There are only a small handful of openly gay Olympians. What worried you the most before coming out publicly? What has been the impact of your coming out?

To be honest, I cannot remember what worried me before I came out publicly. By the time I did it I was so confident and proud of who I am that nothing could faze me. The impact – well, I am not too sure. I hope other athletes who are afraid of being open and honest, not only to their peers, but to themselves, can look at me and see that my coming out made no difference to me as a sportsman.

What do you most look forward to in the 2014 Olympics in Russia?

Representing my country once again, doing them proud, and putting 4 years of hard work into action over 2 weeks – in front of the world, in front of my family and friends, and in front of a community who I know is behind me 100%.

For Mayor Frank Jackson, "Gay Games 9: will be THE event in Cleveland in 2014"

A Vision Video interview with Mayor Frank G. Jackson of Cleveland and others at the Gay Games 9 booth at Cleveland Pride 2011.

Friday, July 15, 2011

New York LGBT film festival features Renée Richards documentary

The NewFest LGBT film festival in New York will be featuring Renée, a documentary that tells the story of Renée Richard’s battle to enter the 1977 US Open as the first transsexual tennis player.

Simultaneously, it follows her today as she struggles to cope with a life of contradictions and personal conflict. Through interviews with tennis legends, family, friends and experts from the transsexual field; a story of perseverance, breakthrough and hardship unfolds.

For program details, visit the festival website HERE.

More on Berlin Civil Courage Prize

The following corresponds to the presentation made by Dr Tatjana Eggeling, founding member and vice president of the Queen Nations Initiative, at the presentation of the Berlin Pride Civil Courage Prize to the FGG and GLISA International:

The Queer Nations Initiative was founded in August 2005 with the goal of establishing a multidisciplinary insitute for the studies of lesbian and gay life in the past and present.

The Queer Nations Initiative harkens back to the world-famous Magnus Hirschfeld Institute which was destroyed by the Nazi regime in 1933. On the site of the Magnus Hirschfeld Institute now stands the Chancellery of the German Federal Republic.

The Queer Nations Initiative enthusiastically supports the Civil Courage Award because sport like science should be a mirror of society with equal rights for everyone.

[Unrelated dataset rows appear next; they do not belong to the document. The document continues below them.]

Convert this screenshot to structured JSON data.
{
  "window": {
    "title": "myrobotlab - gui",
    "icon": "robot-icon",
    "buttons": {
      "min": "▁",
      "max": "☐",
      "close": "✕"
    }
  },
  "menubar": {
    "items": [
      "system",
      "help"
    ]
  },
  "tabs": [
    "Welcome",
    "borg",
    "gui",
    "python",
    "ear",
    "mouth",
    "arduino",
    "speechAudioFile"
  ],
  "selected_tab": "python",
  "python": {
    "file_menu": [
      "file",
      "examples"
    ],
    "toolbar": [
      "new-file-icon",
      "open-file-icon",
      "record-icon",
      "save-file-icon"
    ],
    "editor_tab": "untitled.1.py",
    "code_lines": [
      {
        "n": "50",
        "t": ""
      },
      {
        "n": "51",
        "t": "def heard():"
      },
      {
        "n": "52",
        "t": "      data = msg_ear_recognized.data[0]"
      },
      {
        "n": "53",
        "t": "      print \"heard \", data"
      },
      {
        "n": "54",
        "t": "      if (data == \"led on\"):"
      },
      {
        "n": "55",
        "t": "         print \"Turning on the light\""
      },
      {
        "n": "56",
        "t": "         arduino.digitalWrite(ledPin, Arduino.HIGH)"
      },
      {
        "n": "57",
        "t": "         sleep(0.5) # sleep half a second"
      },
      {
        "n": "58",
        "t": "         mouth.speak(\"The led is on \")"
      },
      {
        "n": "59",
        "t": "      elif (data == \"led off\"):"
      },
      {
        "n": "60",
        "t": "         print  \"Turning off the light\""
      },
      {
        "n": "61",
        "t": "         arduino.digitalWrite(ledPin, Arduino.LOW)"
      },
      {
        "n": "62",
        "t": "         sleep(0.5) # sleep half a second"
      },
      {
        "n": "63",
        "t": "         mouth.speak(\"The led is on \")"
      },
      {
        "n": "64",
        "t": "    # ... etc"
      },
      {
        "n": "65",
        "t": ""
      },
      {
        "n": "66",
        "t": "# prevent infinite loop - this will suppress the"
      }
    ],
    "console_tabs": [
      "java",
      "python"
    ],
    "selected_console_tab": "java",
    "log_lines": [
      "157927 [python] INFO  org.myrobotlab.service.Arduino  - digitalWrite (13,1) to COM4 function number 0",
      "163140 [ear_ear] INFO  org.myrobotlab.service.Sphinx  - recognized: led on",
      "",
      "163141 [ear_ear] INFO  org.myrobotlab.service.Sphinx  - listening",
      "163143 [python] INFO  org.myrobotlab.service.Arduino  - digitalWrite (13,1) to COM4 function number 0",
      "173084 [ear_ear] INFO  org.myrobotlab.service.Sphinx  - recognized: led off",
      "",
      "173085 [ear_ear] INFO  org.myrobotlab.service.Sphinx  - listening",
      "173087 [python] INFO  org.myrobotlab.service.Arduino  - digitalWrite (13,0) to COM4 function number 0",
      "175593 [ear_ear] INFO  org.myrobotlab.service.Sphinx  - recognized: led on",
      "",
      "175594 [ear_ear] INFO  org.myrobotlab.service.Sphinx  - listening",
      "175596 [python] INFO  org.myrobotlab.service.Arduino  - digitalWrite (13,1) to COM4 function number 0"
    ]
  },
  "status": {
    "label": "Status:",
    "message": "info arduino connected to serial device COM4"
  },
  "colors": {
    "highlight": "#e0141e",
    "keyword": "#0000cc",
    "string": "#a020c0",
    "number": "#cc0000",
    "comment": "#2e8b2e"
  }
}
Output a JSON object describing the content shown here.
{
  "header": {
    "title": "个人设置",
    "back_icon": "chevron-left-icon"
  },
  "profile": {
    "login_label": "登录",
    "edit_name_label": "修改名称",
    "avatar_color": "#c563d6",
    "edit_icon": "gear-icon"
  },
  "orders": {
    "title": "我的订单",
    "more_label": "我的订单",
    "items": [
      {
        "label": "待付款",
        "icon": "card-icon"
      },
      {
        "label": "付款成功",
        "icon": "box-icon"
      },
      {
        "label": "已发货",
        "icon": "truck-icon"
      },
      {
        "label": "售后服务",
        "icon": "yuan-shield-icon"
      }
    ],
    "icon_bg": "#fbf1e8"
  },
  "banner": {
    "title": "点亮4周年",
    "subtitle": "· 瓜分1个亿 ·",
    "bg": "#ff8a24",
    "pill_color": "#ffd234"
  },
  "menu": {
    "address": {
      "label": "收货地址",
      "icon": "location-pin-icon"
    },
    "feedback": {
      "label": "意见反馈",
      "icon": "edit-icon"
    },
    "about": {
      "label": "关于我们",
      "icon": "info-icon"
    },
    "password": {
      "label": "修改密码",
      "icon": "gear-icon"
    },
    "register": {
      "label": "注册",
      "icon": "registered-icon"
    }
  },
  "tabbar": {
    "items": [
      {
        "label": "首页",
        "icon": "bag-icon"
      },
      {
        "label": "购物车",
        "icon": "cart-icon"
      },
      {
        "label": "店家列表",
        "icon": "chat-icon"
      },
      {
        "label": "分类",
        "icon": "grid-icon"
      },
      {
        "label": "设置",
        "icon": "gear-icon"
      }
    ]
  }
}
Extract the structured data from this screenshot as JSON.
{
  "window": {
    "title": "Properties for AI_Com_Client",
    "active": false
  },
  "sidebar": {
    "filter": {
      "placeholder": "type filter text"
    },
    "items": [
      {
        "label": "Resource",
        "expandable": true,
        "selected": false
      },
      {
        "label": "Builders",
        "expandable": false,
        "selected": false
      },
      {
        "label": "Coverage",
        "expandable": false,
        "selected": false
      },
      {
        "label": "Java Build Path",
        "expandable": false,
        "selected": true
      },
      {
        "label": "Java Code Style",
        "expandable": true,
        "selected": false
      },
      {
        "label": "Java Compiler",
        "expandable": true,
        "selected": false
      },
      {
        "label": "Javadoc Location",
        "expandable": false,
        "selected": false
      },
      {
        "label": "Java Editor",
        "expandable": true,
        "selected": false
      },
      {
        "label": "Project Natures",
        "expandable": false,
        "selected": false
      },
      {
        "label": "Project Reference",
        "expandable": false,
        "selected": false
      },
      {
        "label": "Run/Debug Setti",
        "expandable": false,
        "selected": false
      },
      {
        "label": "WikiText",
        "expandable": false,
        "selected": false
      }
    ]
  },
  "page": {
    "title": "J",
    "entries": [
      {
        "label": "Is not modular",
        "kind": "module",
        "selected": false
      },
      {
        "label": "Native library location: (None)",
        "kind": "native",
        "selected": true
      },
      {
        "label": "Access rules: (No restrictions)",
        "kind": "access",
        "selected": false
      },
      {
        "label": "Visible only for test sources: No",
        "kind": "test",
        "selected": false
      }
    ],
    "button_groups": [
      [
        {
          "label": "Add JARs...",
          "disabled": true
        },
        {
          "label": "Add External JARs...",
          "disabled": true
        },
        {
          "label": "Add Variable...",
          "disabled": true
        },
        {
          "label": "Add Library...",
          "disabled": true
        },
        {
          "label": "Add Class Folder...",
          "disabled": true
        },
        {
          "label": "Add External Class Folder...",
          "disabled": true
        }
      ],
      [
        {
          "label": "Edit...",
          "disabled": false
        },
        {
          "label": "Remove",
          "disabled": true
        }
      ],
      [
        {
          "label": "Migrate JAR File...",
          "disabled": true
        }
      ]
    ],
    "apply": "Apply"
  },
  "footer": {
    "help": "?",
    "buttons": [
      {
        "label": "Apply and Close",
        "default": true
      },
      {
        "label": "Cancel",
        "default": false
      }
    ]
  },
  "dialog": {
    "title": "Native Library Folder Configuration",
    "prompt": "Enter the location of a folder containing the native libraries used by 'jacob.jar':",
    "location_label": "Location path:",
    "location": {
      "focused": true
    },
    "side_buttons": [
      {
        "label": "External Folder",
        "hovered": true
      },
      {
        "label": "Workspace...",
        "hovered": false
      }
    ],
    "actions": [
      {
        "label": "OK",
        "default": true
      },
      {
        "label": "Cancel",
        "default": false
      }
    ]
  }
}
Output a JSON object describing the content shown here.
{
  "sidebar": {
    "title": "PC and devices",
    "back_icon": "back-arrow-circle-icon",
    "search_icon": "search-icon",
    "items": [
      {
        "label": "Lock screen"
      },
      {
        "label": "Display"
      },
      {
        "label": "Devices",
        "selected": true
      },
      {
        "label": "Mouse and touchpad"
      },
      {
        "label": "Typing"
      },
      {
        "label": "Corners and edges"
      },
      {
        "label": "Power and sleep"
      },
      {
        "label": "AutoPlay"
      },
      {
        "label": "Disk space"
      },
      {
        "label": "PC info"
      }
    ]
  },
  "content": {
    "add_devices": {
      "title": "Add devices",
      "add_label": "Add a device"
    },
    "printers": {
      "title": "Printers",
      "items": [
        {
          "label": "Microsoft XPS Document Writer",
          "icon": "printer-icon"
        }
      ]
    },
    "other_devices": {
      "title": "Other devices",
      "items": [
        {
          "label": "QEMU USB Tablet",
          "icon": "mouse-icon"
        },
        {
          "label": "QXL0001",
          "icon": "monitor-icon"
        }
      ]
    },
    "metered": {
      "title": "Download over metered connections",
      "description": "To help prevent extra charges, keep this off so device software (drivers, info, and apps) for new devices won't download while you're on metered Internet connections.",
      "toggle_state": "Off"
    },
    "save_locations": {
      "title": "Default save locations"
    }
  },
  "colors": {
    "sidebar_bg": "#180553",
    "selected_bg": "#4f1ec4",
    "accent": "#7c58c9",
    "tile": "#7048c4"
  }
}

We need role models in sport and science. GLISA and FGG represent not merely sports but also fight against homophobia in sport.

Fun on the water in Cleveland